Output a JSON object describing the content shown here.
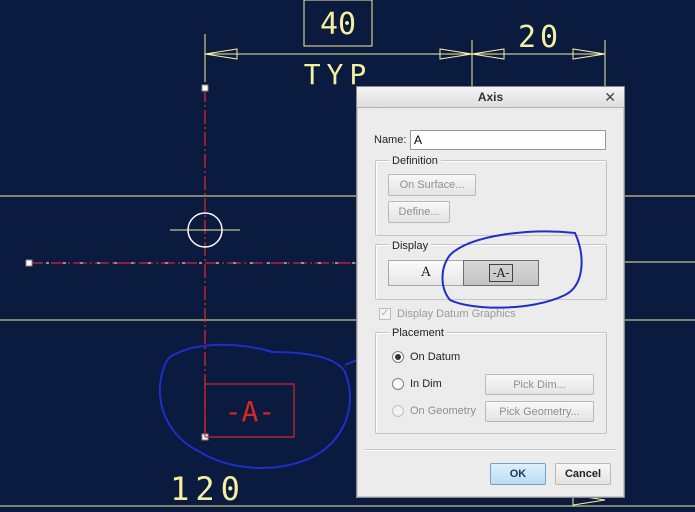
{
  "drawing": {
    "dim_top_left": "40",
    "dim_top_right": "20",
    "dim_typ": "TYP",
    "dim_bottom": "120",
    "axis_label": "-A-"
  },
  "dialog": {
    "title": "Axis",
    "close_icon": "close-icon",
    "name_label": "Name:",
    "name_value": "A",
    "definition": {
      "legend": "Definition",
      "on_surface": "On Surface...",
      "define": "Define..."
    },
    "display": {
      "legend": "Display",
      "option_plain": "A",
      "option_boxed": "-A-",
      "selected": "option_boxed"
    },
    "datum_graphics_label": "Display Datum Graphics",
    "placement": {
      "legend": "Placement",
      "on_datum": "On Datum",
      "in_dim": "In Dim",
      "on_geometry": "On Geometry",
      "pick_dim": "Pick Dim...",
      "pick_geometry": "Pick Geometry...",
      "selected": "on_datum"
    },
    "ok_label": "OK",
    "cancel_label": "Cancel"
  },
  "colors": {
    "background": "#0b1a3f",
    "dimension": "#f5f0a0",
    "axis_red": "#d8262a",
    "annotation_blue": "#1f2ec8"
  }
}
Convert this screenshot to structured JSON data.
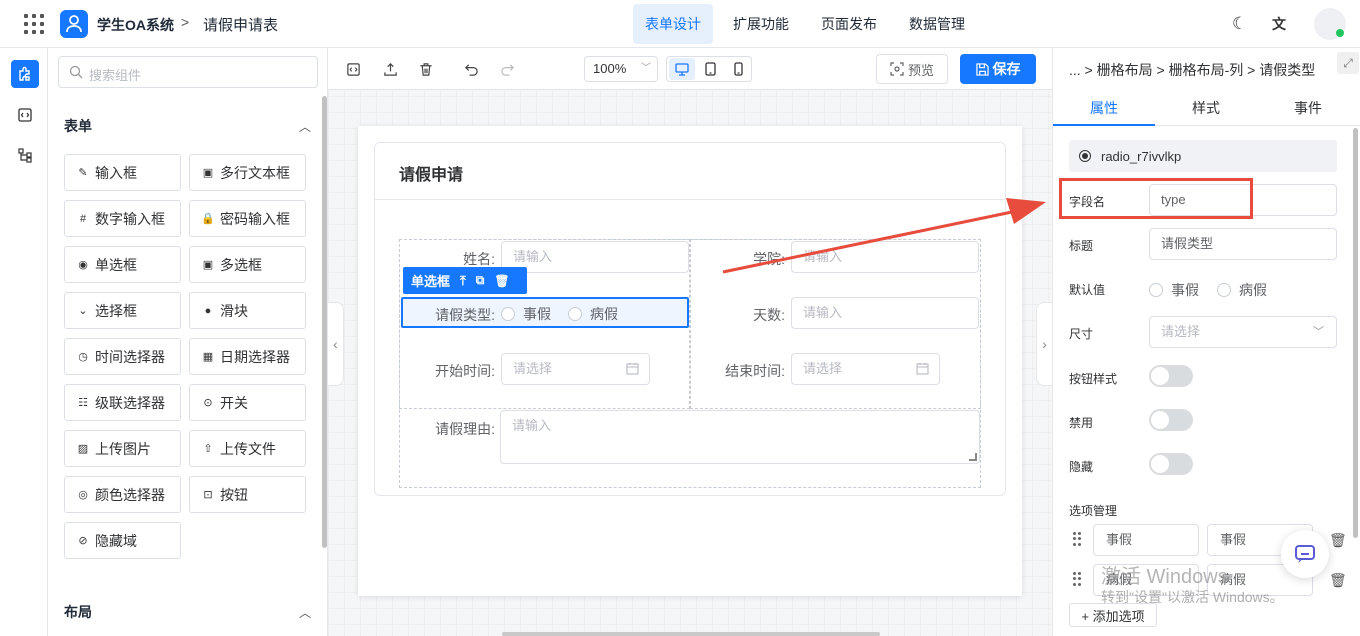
{
  "header": {
    "app_name": "学生OA系统",
    "breadcrumb_sep": ">",
    "form_name": "请假申请表",
    "nav": [
      "表单设计",
      "扩展功能",
      "页面发布",
      "数据管理"
    ],
    "active_nav_index": 0,
    "theme_icon": "moon-icon",
    "translate_icon": "translate-icon"
  },
  "rail": {
    "items": [
      "puzzle-icon",
      "code-icon",
      "tree-icon"
    ]
  },
  "palette": {
    "search_placeholder": "搜索组件",
    "form_section": "表单",
    "layout_section": "布局",
    "components": [
      {
        "label": "输入框",
        "icon": "pencil-icon"
      },
      {
        "label": "多行文本框",
        "icon": "textarea-icon"
      },
      {
        "label": "数字输入框",
        "icon": "number-icon"
      },
      {
        "label": "密码输入框",
        "icon": "lock-icon"
      },
      {
        "label": "单选框",
        "icon": "radio-icon"
      },
      {
        "label": "多选框",
        "icon": "checkbox-icon"
      },
      {
        "label": "选择框",
        "icon": "select-icon"
      },
      {
        "label": "滑块",
        "icon": "slider-icon"
      },
      {
        "label": "时间选择器",
        "icon": "clock-icon"
      },
      {
        "label": "日期选择器",
        "icon": "calendar-icon"
      },
      {
        "label": "级联选择器",
        "icon": "cascader-icon"
      },
      {
        "label": "开关",
        "icon": "switch-icon"
      },
      {
        "label": "上传图片",
        "icon": "image-icon"
      },
      {
        "label": "上传文件",
        "icon": "upload-icon"
      },
      {
        "label": "颜色选择器",
        "icon": "palette-icon"
      },
      {
        "label": "按钮",
        "icon": "button-icon"
      },
      {
        "label": "隐藏域",
        "icon": "eye-off-icon"
      }
    ]
  },
  "toolbar": {
    "zoom": "100%",
    "preview_label": "预览",
    "save_label": "保存",
    "active_device": "desktop"
  },
  "form": {
    "title": "请假申请",
    "fields": {
      "name_label": "姓名:",
      "name_placeholder": "请输入",
      "college_label": "学院:",
      "college_placeholder": "请输入",
      "leave_type_label": "请假类型:",
      "leave_type_options": [
        "事假",
        "病假"
      ],
      "days_label": "天数:",
      "days_placeholder": "请输入",
      "start_label": "开始时间:",
      "start_placeholder": "请选择",
      "end_label": "结束时间:",
      "end_placeholder": "请选择",
      "reason_label": "请假理由:",
      "reason_placeholder": "请输入"
    },
    "selected_tag": "单选框"
  },
  "props": {
    "breadcrumb": "... > 栅格布局 > 栅格布局-列 > 请假类型",
    "tabs": [
      "属性",
      "样式",
      "事件"
    ],
    "active_tab_index": 0,
    "component_id": "radio_r7ivvlkp",
    "field_name_label": "字段名",
    "field_name_value": "type",
    "title_label": "标题",
    "title_value": "请假类型",
    "default_label": "默认值",
    "default_options": [
      "事假",
      "病假"
    ],
    "size_label": "尺寸",
    "size_placeholder": "请选择",
    "button_style_label": "按钮样式",
    "disabled_label": "禁用",
    "hidden_label": "隐藏",
    "button_style_on": false,
    "disabled_on": false,
    "hidden_on": false,
    "options_label": "选项管理",
    "options": [
      {
        "label": "事假",
        "value": "事假"
      },
      {
        "label": "病假",
        "value": "病假"
      }
    ],
    "add_option_label": "+ 添加选项"
  },
  "watermark": {
    "line1": "激活 Windows",
    "line2": "转到\"设置\"以激活 Windows。"
  },
  "colors": {
    "primary": "#1677ff",
    "annotation": "#e74c3c"
  }
}
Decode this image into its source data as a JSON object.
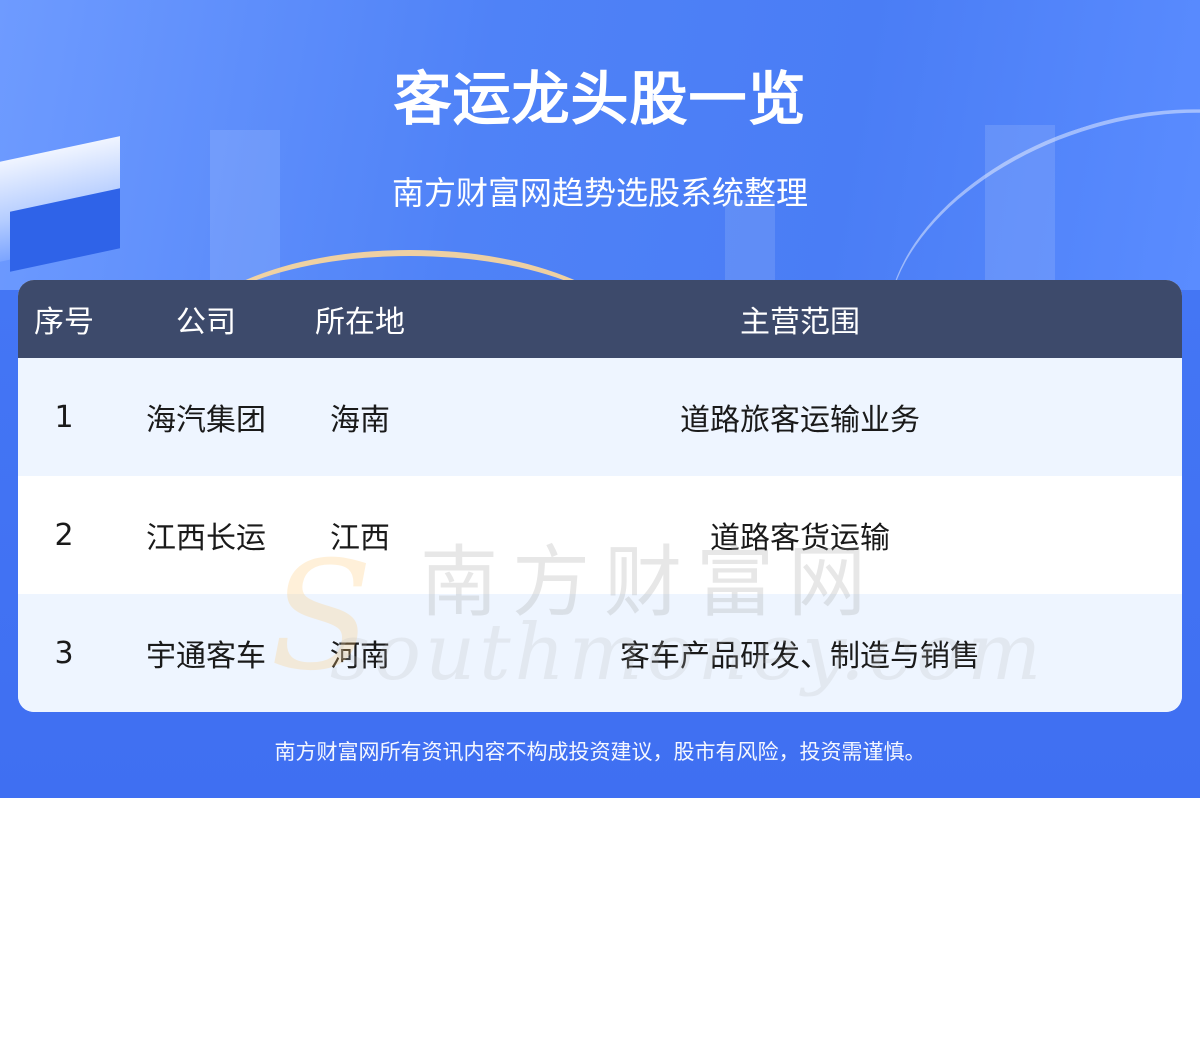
{
  "header": {
    "title": "客运龙头股一览",
    "subtitle": "南方财富网趋势选股系统整理"
  },
  "table": {
    "columns": [
      "序号",
      "公司",
      "所在地",
      "主营范围"
    ],
    "rows": [
      {
        "index": "1",
        "company": "海汽集团",
        "location": "海南",
        "business": "道路旅客运输业务"
      },
      {
        "index": "2",
        "company": "江西长运",
        "location": "江西",
        "business": "道路客货运输"
      },
      {
        "index": "3",
        "company": "宇通客车",
        "location": "河南",
        "business": "客车产品研发、制造与销售"
      }
    ]
  },
  "watermark": {
    "cn": "南方财富网",
    "en": "southmoney.com"
  },
  "footer": {
    "disclaimer": "南方财富网所有资讯内容不构成投资建议，股市有风险，投资需谨慎。"
  },
  "colors": {
    "banner": "#4476f4",
    "header_row": "#3d4a6b",
    "alt_row": "#eef5ff"
  }
}
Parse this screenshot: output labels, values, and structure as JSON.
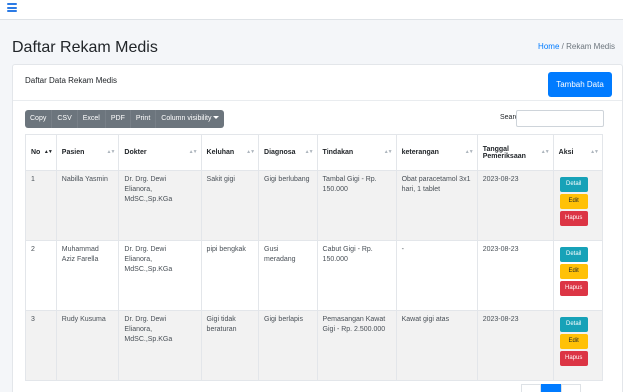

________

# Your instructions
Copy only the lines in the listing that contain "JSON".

# Result below
Output a JSON object describing the content shown here.
Convert this screenshot to structured JSON data.
Decode this image into its source data as a JSON object.
Parse this screenshot: output labels, values, and structure as JSON.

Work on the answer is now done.